[Items from an interface collection]
__________

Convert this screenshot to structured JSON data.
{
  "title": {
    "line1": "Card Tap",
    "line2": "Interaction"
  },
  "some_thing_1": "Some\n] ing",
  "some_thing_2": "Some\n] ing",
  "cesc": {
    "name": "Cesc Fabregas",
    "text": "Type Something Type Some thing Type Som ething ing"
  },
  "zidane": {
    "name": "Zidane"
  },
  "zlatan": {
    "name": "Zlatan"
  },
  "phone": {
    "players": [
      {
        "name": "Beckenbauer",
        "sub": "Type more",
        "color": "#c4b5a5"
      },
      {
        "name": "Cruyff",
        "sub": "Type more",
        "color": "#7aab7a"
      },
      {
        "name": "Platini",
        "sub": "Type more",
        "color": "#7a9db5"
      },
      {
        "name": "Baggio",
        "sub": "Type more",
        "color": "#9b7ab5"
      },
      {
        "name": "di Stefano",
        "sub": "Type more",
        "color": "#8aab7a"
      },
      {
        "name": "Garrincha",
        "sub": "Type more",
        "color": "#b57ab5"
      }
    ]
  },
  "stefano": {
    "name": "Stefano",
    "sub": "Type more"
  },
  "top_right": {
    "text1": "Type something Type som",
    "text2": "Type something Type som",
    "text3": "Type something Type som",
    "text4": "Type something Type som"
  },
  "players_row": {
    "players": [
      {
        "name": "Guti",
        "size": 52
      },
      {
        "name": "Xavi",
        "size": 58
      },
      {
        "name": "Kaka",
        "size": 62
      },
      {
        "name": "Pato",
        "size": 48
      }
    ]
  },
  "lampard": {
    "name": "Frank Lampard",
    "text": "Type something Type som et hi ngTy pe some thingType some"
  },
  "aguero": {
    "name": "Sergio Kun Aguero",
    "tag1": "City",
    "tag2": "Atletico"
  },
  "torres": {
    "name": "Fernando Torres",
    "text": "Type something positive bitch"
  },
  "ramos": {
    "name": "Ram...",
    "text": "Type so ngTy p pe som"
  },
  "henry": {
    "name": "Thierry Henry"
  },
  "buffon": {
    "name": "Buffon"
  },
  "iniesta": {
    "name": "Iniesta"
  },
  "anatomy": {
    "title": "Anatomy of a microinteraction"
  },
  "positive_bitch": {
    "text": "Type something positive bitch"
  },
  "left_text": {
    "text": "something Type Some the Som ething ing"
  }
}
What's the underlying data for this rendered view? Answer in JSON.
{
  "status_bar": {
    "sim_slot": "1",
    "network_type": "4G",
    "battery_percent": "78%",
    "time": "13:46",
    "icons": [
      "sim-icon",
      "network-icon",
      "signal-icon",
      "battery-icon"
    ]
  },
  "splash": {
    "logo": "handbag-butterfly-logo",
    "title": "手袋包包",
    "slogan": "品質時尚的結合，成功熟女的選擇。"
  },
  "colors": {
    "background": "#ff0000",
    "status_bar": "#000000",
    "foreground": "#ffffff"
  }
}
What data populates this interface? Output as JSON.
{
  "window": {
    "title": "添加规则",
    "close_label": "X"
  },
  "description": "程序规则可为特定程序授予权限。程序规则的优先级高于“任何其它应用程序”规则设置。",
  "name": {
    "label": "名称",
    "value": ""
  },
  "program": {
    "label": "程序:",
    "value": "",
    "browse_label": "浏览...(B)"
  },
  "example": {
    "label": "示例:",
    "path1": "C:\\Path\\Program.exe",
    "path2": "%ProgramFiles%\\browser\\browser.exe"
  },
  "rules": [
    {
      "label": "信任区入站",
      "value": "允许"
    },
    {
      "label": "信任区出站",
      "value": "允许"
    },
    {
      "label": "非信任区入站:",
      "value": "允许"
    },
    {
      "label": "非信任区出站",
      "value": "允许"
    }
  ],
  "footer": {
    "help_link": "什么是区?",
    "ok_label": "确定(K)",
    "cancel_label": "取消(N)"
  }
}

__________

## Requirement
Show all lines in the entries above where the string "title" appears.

## Task solution
  "title": {
    "title": "Anatomy of a microinteraction"
    "title": "手袋包包",
    "title": "添加规则",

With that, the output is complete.